A lesson in buying out one’s competition
NOVELL, Microsoft and Citrix are still working to elevate Windows Server or the Microsoft-taxed GNU/Ballnux [1, 2, 3, 4] (only as a guest machine) while excluding or demoting others. None of this has changed since the last time it was covered, but this article from The Register provides some more evidence.
Part of it says: “Now that Microsoft has Windows Server 2008 and its Hyper-V hypervisor in the field, it won’t be long before Scalent has to deliver support. Hyper-V is running in the labs now, but as a startup, Scalent has to limit its production products to the ones customers will pay for. “Hyper-V support is inevitable,” says Epstein. The Xen hypervisors inside Novell’s SUSE Linux and Red Hat’s Enterprise Linux, which are compatible with V/OE as is the free-standing XenServer hypervisor from Citrix Systems. Thanks to a partnership between XenSource, the original creator of Xen and now part of Citrix, and Microsoft, Hyper-V is Xen-compatible, which means Hyper-V support should not be that big of a deal to deliver.”

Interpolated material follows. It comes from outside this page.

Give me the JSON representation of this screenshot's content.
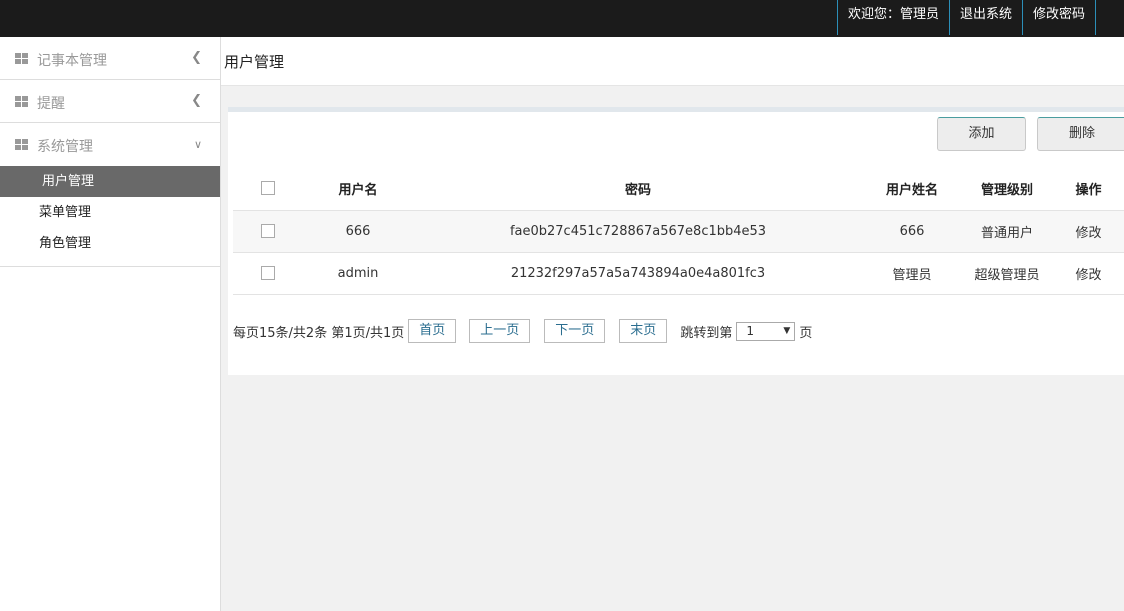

In summary, Microsoft needed to capture Xen [1, 2, 3] and Novell only to use them to sell Windows Server and hurt GNU/Linux competitors — a pressuring tactic whose Grand Aim is software patent tax. Red Hat has already escaped this relationship by acquiring the company behind KVM and Ubuntu too has moved to KVM. They can't rely on Citrix, Microsoft’s digital spouse. █
“Novell pays us some money for the right to tell customers that anybody who uses SuSE Linux is appropriately covered.”